**Exercise data**
........

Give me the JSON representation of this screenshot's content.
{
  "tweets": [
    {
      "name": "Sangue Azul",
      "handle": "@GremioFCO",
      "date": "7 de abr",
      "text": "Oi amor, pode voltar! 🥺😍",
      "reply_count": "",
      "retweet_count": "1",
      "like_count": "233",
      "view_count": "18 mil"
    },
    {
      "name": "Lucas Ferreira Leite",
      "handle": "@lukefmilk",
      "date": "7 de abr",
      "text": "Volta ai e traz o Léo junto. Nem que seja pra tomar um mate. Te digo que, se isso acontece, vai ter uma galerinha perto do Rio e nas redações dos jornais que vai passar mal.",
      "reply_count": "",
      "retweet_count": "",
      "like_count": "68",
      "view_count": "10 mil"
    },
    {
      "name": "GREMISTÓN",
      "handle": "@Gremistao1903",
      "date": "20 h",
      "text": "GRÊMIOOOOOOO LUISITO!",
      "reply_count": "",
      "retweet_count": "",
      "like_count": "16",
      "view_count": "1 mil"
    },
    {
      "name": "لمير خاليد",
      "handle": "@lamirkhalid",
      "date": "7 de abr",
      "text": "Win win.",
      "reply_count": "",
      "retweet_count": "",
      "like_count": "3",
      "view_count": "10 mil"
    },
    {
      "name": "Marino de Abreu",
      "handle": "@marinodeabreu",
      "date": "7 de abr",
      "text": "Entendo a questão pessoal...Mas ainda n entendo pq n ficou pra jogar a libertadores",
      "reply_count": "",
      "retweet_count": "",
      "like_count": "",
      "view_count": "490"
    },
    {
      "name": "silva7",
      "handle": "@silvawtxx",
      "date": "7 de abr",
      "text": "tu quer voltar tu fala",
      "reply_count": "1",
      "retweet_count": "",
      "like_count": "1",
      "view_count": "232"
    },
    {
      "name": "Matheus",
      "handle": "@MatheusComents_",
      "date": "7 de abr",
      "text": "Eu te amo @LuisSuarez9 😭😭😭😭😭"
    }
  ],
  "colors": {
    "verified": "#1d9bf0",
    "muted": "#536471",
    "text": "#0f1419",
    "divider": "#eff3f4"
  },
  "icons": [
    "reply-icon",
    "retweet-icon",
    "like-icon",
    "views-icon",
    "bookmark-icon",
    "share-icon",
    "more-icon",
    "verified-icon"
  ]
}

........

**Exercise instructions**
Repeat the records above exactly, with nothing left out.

**Task solution**
Give me the JSON representation of this screenshot's content.
{
  "tweets": [
    {
      "name": "Sangue Azul",
      "handle": "@GremioFCO",
      "date": "7 de abr",
      "text": "Oi amor, pode voltar! 🥺😍",
      "reply_count": "",
      "retweet_count": "1",
      "like_count": "233",
      "view_count": "18 mil"
    },
    {
      "name": "Lucas Ferreira Leite",
      "handle": "@lukefmilk",
      "date": "7 de abr",
      "text": "Volta ai e traz o Léo junto. Nem que seja pra tomar um mate. Te digo que, se isso acontece, vai ter uma galerinha perto do Rio e nas redações dos jornais que vai passar mal.",
      "reply_count": "",
      "retweet_count": "",
      "like_count": "68",
      "view_count": "10 mil"
    },
    {
      "name": "GREMISTÓN",
      "handle": "@Gremistao1903",
      "date": "20 h",
      "text": "GRÊMIOOOOOOO LUISITO!",
      "reply_count": "",
      "retweet_count": "",
      "like_count": "16",
      "view_count": "1 mil"
    },
    {
      "name": "لمير خاليد",
      "handle": "@lamirkhalid",
      "date": "7 de abr",
      "text": "Win win.",
      "reply_count": "",
      "retweet_count": "",
      "like_count": "3",
      "view_count": "10 mil"
    },
    {
      "name": "Marino de Abreu",
      "handle": "@marinodeabreu",
      "date": "7 de abr",
      "text": "Entendo a questão pessoal...Mas ainda n entendo pq n ficou pra jogar a libertadores",
      "reply_count": "",
      "retweet_count": "",
      "like_count": "",
      "view_count": "490"
    },
    {
      "name": "silva7",
      "handle": "@silvawtxx",
      "date": "7 de abr",
      "text": "tu quer voltar tu fala",
      "reply_count": "1",
      "retweet_count": "",
      "like_count": "1",
      "view_count": "232"
    },
    {
      "name": "Matheus",
      "handle": "@MatheusComents_",
      "date": "7 de abr",
      "text": "Eu te amo @LuisSuarez9 😭😭😭😭😭"
    }
  ],
  "colors": {
    "verified": "#1d9bf0",
    "muted": "#536471",
    "text": "#0f1419",
    "divider": "#eff3f4"
  },
  "icons": [
    "reply-icon",
    "retweet-icon",
    "like-icon",
    "views-icon",
    "bookmark-icon",
    "share-icon",
    "more-icon",
    "verified-icon"
  ]
}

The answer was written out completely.